§ What the exercise asks:
Copy out every line holding the string "into" from the records below.

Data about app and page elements
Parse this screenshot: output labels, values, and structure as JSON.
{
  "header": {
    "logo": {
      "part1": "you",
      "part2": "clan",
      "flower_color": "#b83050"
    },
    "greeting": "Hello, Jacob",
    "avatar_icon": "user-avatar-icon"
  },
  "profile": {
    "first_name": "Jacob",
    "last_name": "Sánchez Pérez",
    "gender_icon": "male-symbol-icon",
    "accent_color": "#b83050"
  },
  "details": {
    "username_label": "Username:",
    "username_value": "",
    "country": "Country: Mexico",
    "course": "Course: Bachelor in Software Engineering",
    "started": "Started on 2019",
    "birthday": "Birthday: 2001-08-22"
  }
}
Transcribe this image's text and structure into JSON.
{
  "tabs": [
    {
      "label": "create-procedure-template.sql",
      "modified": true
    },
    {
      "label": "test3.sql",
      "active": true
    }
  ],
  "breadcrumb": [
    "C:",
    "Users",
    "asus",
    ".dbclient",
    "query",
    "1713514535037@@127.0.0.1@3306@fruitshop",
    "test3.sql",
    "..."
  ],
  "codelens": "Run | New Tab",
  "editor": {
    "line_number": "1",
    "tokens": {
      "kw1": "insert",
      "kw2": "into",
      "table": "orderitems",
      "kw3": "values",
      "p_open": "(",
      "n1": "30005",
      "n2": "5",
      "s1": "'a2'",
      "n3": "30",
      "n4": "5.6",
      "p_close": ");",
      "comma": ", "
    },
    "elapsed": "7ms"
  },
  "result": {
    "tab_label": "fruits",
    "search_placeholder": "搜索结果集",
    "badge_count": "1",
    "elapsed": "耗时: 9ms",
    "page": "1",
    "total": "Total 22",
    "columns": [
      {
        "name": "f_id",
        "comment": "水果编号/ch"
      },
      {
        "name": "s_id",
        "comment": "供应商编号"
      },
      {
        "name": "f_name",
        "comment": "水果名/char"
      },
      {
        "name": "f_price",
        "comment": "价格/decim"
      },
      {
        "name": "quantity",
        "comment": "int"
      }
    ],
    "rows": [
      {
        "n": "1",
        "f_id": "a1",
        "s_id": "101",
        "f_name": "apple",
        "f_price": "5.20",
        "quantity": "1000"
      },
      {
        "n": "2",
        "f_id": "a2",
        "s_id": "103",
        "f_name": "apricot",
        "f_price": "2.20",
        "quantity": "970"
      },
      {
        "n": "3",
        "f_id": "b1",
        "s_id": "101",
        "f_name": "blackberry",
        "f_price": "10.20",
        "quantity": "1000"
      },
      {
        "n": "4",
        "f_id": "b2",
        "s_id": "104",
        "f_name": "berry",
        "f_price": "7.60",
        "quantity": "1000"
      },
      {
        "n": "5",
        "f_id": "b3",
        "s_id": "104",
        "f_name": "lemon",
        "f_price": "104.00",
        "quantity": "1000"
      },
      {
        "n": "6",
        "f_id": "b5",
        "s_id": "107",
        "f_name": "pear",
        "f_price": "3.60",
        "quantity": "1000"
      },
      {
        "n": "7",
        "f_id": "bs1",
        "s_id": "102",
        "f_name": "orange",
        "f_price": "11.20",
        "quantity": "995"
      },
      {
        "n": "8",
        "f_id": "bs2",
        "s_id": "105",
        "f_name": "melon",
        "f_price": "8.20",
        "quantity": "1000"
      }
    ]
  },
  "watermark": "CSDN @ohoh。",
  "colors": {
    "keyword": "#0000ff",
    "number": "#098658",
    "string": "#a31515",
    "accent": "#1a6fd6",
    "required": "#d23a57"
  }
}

§ Your response:
Transcribe this image's text and structure into JSON.
      "kw2": "into",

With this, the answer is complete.